A Balanced Diet - The Key Nutritional Components

Carbohydrates and Fat are also components of a well-balanced diet. They provide the body with energy for optimum functionality during daily activities. When there is too much carbohydrates in our daily food intake, the body stores the excess as fat which are then released during a period of hyper-activity. If there isn't enough activity such as exercises to "burn" or get rid of the excess fat, the result can be obesity and that can lead to other diseases and illness. It's therefore important to regulate our carbohydrate and fat intake and exercise regularly so that we maintain a lean and healthy body.

Other nutritional components that must be present in our diet are vitamins and minerals. They assist in maintaining the right balance of chemicals that the body needs to function properly. They can be obtained in foods such as fruits, vegetables, milk and greens. Minerals such as iron and thiamine assists in the proper digestion of foods for efficient body metabolism. Where there is insufficient supply of vitamins and minerals from natural foods, supplements are recommended to make up for the short falls. To ensure the intake of the right type and amounts, let your doctor recommend the appropriate ones.

Remember, the key is BALANCE, hence the term balanced diet. Too much or too little of each nutritional component will result in an unhealthy body and the consequences can be disastrous. The combination of a healthy diet plan and a good exercise regime is the right recipe for a healthy body and life.

A Balanced Diet - The Key Nutritional Components

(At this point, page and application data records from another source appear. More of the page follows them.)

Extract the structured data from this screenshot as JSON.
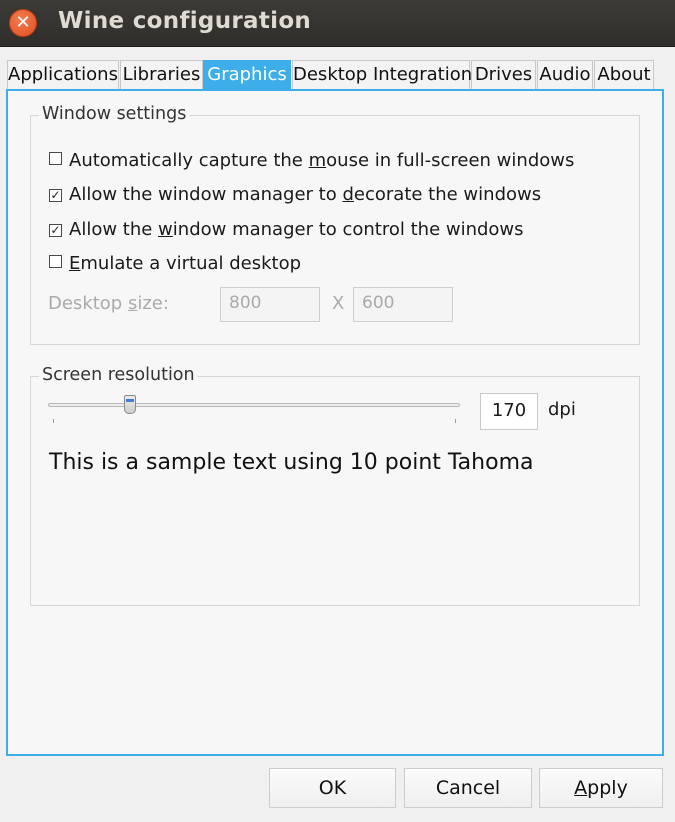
{
  "window": {
    "title": "Wine configuration"
  },
  "tabs": [
    {
      "label": "Applications"
    },
    {
      "label": "Libraries"
    },
    {
      "label": "Graphics"
    },
    {
      "label": "Desktop Integration"
    },
    {
      "label": "Drives"
    },
    {
      "label": "Audio"
    },
    {
      "label": "About"
    }
  ],
  "window_settings": {
    "title": "Window settings",
    "capture_mouse": {
      "pre": "Automatically capture the ",
      "u": "m",
      "post": "ouse in full-screen windows",
      "checked": false
    },
    "decorate": {
      "pre": "Allow the window manager to ",
      "u": "d",
      "post": "ecorate the windows",
      "checked": true
    },
    "control": {
      "pre": "Allow the ",
      "u": "w",
      "post": "indow manager to control the windows",
      "checked": true
    },
    "virtual_desktop": {
      "pre": "",
      "u": "E",
      "post": "mulate a virtual desktop",
      "checked": false
    },
    "desktop_size": {
      "pre": "Desktop ",
      "u": "s",
      "post": "ize:",
      "width": "800",
      "sep": "X",
      "height": "600"
    }
  },
  "screen_resolution": {
    "title": "Screen resolution",
    "dpi": "170",
    "unit": "dpi",
    "sample": "This is a sample text using 10 point Tahoma"
  },
  "buttons": {
    "ok": "OK",
    "cancel": "Cancel",
    "apply_u": "A",
    "apply_rest": "pply"
  }
}
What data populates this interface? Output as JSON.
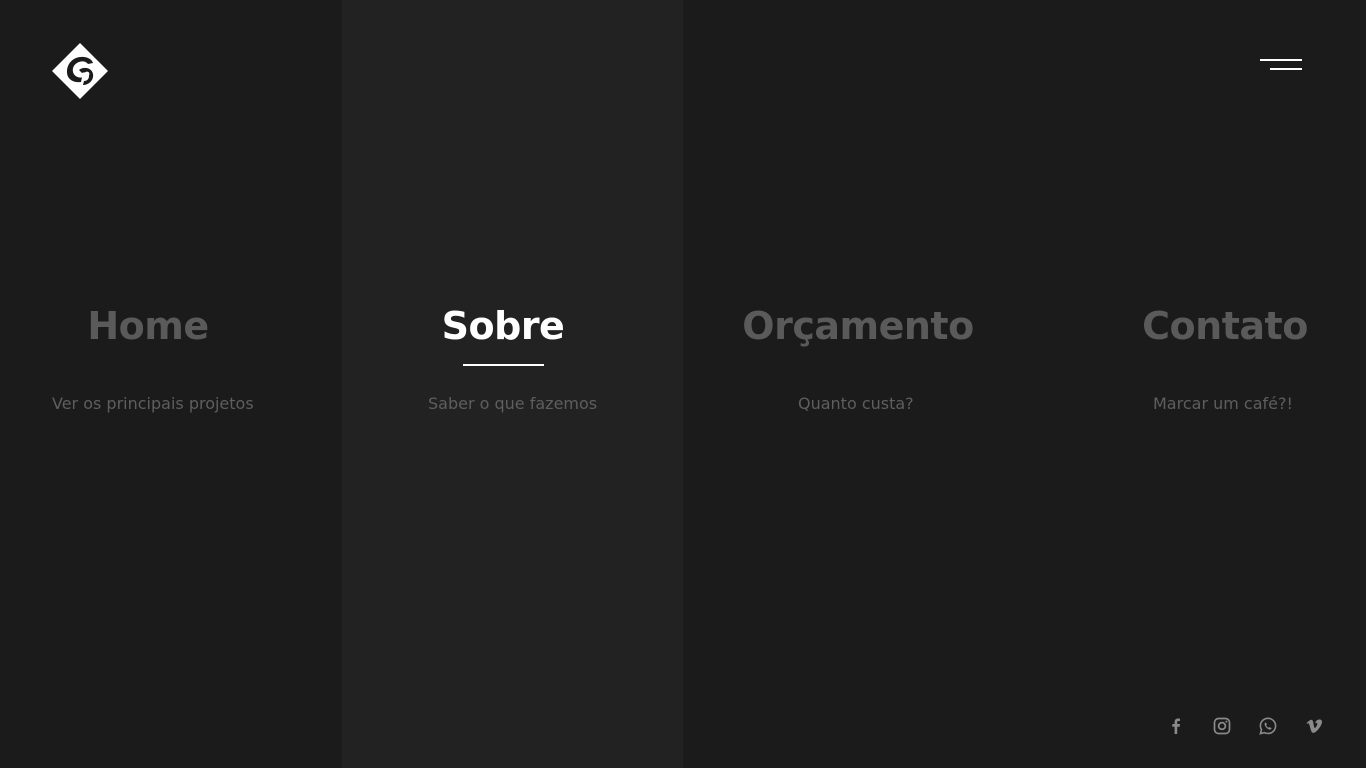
{
  "logo": {
    "icon": "logo-icon"
  },
  "menu": {
    "icon": "hamburger-menu-icon"
  },
  "nav": {
    "items": [
      {
        "label": "Home",
        "description": "Ver os principais projetos",
        "active": false
      },
      {
        "label": "Sobre",
        "description": "Saber o que fazemos",
        "active": true
      },
      {
        "label": "Orçamento",
        "description": "Quanto custa?",
        "active": false
      },
      {
        "label": "Contato",
        "description": "Marcar um café?!",
        "active": false
      }
    ]
  },
  "social": {
    "items": [
      {
        "icon": "facebook-icon"
      },
      {
        "icon": "instagram-icon"
      },
      {
        "icon": "whatsapp-icon"
      },
      {
        "icon": "vimeo-icon"
      }
    ]
  },
  "colors": {
    "background": "#1b1b1b",
    "active_column": "#222222",
    "active_text": "#ffffff",
    "inactive_text": "#5a5a5a"
  }
}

Douglas Doe is an Internet enthusiast and writer on various subject matters. Access FREE resources on my Blog. For additional materials, check out Fact about the Human Body.